Ben Steers bensteers bs3639Problem DescriptionExcessive noise pollution + health blah citation. For that reason, gaining an understanding of the level of noise in a city context can provide information about the health of citizens who live and (attempt to) sleep there. A predictive noise model will be created using traffic and business data in order to be used to estimate noise levels where sensors are not available to measure it. This model attempts to estimate noise levels using measures of just anthrophonic and automotive noise sources, ignoring other sources like biophonic and geophonic noise. DataFor base truth noise levels, SONYC sound pressure level (SPL) in the for of LAeq (equivalent A-weighted sound level) will be used. This data is densely available around Washington Square Park, but is also available in various other locations around Manhattan and Brooklyn. Historical data is available for approximately the last two years, but the amount of data available depends on the specific deployment date. Once I finally get access to the SPL data server, I can get exact timeframes for each sensor. Traffic counts will be used as a measure of traffic flow and are available via NYC Open Data.Business location will be gathered using Yelp data, based on the assumption that business density can be used as a proxy for estimating the level of human activity. Because business density is a constant value regardless of the time of day/year, business customer flows may be incorporated using Google Maps popular times data to give temporal characteristics to the business activity. AnalysisA regression model will be constructed to estimate the sound level on an hourly basis using the data described above. Because it is anticipated that the data being used may not be able to provide an accurate measure at hourly intervals, another regression will be attempted to predict only the maximum LAeq for that day. ReferencesKing et al. performed a statistical assessment of road traffic noise to approximate Lmax over a defined time period, for which Monte Carlo analysis was used. DeliverableThe end deliverable of this project will be a predictive noise model that can estimate the noise level based on traffic and business data.
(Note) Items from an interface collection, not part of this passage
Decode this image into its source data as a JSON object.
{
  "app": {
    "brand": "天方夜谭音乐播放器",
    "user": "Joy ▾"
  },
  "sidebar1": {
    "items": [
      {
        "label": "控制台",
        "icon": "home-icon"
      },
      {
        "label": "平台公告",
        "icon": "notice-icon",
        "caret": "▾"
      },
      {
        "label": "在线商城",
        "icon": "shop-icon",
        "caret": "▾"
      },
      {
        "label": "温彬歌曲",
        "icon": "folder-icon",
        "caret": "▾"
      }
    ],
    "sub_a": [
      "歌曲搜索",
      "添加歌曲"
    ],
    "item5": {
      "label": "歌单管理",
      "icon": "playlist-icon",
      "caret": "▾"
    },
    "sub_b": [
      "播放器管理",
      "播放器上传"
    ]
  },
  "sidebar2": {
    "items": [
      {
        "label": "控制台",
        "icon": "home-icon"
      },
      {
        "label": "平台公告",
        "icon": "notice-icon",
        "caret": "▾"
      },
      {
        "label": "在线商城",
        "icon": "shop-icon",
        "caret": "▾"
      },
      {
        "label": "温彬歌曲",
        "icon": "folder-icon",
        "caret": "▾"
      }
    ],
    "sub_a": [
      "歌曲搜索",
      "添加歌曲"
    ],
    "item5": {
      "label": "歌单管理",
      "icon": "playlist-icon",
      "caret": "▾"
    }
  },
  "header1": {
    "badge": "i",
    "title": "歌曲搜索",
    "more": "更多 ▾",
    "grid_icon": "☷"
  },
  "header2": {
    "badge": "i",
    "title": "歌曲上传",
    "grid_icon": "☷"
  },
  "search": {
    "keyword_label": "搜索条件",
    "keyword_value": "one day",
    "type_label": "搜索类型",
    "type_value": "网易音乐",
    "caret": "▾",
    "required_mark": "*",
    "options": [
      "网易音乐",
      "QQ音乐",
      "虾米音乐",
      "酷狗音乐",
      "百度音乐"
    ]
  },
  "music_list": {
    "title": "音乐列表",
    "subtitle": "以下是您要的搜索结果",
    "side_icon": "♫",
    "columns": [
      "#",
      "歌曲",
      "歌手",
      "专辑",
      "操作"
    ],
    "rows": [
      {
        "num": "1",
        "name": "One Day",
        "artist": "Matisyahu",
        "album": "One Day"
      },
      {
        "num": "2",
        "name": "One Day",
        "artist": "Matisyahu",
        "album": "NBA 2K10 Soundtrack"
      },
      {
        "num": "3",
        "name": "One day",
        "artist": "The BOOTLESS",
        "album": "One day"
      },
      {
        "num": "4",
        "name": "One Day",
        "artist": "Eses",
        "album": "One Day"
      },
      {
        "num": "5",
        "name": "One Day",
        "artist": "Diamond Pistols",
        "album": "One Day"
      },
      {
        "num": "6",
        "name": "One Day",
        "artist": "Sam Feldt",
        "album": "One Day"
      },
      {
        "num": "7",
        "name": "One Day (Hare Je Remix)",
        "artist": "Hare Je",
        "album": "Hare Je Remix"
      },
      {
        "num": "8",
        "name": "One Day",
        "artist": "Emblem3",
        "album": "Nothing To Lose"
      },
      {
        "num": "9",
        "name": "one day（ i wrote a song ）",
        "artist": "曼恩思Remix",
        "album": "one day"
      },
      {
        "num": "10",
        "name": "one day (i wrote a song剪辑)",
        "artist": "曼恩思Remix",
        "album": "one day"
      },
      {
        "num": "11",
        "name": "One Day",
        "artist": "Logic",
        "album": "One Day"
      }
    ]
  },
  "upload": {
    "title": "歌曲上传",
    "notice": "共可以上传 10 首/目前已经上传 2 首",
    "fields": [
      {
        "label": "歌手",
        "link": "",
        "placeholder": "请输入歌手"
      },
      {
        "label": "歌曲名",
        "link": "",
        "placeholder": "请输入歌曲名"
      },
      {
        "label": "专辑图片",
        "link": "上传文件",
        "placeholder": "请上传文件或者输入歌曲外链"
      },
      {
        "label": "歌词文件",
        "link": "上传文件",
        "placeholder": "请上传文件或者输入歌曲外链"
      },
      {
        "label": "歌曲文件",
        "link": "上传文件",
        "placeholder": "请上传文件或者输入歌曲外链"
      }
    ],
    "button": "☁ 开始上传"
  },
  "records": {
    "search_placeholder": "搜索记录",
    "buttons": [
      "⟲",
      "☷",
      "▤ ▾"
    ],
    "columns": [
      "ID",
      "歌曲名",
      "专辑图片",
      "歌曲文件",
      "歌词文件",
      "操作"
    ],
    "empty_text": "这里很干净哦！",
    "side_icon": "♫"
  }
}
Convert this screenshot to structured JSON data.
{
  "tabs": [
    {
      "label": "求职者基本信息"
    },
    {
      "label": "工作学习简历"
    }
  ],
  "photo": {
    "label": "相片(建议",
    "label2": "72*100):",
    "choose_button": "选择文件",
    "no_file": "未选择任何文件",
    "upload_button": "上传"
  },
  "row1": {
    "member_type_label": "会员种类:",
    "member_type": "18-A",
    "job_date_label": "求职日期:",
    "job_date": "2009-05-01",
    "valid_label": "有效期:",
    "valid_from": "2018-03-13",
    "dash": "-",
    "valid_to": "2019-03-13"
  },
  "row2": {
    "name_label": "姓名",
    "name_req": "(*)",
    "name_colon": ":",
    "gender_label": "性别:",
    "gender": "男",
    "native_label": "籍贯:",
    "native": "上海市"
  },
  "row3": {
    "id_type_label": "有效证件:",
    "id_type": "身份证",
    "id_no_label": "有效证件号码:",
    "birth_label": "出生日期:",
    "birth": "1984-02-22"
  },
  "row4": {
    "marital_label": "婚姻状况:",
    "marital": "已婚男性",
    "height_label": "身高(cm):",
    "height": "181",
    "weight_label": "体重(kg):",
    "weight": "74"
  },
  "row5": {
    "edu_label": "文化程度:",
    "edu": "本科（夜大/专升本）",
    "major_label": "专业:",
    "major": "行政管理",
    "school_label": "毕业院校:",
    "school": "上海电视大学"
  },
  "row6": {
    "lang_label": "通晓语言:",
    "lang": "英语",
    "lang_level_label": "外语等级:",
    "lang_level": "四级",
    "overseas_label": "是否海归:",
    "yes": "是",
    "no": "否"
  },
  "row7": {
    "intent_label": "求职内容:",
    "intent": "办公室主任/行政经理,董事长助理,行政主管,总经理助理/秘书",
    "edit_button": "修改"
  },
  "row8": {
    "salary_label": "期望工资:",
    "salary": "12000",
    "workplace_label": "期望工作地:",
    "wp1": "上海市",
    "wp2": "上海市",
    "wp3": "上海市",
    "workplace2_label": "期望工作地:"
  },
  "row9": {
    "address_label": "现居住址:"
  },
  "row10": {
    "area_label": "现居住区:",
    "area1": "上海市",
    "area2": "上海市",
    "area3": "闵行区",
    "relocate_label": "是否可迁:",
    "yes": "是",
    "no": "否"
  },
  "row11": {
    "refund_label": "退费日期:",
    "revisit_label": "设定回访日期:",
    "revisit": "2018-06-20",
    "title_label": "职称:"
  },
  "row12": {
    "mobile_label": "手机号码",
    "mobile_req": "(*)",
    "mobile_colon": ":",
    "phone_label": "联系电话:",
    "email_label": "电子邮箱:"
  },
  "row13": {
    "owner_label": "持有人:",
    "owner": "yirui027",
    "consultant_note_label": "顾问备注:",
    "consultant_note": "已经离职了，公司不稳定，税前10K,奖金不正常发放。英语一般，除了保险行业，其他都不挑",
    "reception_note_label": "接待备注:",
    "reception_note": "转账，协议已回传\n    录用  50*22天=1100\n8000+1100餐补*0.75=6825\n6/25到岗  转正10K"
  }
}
The results of the noise model will be displayed on a map showing locations of higher and lower noise levels.